Clare is unquestionably the stronger of the two performers, effortless and, at times, eerie in her slick transitioning between characters. She establishes each briskly and authoritatively, and deftly handles the accents which range from RP English, to cockney, French and Russian. Her clipped, majestically cold but utterly sexy married woman is this production’s highpoint. Zavod is less effective, his characters and accents sketchier, but manages to impress as the pompous politician and the oily aristocrat who finds himself in thrall to Clare’s lascivious actress. It is, I think, not a coincidence that these characters appear late in the play; on opening night, at least, both Clare and Zavod took too long to make an impression, crucially failing to (ahem) pull off the first scene’s required sexual tension. Both improved immeasurably, however, gaining confidence and swagger throughout the play’s ten short scenes. Not exactly ‘pure theatrical Viagra’ as the critic Charles Spencer famously put it, but pulse-quickening stuff nonetheless.

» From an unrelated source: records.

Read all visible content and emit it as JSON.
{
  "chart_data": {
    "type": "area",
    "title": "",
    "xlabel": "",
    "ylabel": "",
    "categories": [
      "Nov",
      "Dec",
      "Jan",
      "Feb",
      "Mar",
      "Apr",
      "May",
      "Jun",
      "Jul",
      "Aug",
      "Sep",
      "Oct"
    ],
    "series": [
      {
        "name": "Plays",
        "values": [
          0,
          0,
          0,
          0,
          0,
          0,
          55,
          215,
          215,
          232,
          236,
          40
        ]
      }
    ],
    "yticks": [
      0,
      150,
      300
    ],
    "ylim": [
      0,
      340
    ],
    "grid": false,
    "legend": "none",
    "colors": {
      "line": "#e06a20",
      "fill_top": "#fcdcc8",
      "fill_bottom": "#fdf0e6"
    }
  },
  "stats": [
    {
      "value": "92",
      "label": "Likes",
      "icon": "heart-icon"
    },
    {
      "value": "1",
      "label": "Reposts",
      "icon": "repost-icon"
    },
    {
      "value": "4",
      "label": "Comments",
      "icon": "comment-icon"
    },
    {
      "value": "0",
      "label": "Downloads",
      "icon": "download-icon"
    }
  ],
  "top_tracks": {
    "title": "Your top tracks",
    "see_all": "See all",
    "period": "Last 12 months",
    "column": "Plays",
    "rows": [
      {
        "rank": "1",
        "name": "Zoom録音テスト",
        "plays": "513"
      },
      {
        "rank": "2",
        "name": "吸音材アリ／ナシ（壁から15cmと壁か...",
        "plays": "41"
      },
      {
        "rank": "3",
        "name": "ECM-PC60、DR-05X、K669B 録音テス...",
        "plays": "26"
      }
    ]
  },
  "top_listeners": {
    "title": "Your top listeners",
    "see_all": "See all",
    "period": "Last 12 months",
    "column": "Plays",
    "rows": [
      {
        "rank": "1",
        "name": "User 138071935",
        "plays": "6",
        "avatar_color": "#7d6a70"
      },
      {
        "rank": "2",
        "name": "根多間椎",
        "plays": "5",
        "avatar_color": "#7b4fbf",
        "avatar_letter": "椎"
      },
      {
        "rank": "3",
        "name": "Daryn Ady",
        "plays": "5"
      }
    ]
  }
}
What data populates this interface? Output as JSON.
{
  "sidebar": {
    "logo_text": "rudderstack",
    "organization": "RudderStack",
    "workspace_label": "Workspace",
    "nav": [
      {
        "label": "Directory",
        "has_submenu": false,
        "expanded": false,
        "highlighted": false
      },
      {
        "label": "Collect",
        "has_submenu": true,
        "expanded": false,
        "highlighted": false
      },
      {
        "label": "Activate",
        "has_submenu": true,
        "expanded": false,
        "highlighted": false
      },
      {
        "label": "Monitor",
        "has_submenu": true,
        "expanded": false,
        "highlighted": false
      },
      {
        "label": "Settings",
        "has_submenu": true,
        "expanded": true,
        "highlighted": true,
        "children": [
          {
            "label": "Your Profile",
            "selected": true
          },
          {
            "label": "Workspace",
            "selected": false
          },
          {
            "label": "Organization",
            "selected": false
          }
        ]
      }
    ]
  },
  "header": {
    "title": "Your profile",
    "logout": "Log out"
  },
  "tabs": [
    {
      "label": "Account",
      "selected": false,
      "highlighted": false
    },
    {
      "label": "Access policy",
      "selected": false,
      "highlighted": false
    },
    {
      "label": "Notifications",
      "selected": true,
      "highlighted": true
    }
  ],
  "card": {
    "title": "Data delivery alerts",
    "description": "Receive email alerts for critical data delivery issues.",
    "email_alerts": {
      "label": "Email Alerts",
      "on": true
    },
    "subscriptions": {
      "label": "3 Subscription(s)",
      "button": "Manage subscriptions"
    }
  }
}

The most serious misstep in this production is the jarringly disparate soundtrack which mixes swamp-blues, contemporary indie and classic pop. It’s as though director Jason Cavanagh has plugged in his iPod and set it to shuffle, the result of which is that the sense of consistency generated by the actors – important in a collaged play – is diluted. There are times, too, when the song selection seems to work against Hare’s script which, like all of his work, is knotty and cerebral. To reach for a familiar song every time the lights fade to black is to fill the play with empty calories it doesn’t need – theatrical carbohydrate rather than theatrical Viagra.
15 years after a brief flash of Nicole Kidman’s bum on a darkened stage instantly assured The Blue Room’s fame, the play has reached that difficult age: no longer new, not yet old enough to be considered a classic, but already past its second wind (that arguably came in Australia in 2003, in the widely-lauded Simon Philips production with Sigrid Thornton and Marcus Graham). It will endure if only because it has become something of a star vehicle. This production, however, demonstrates that it's a better play than that; closely observed, tense and taut, enigmatic but not wilfully obscure. And, yes, it's still sexy.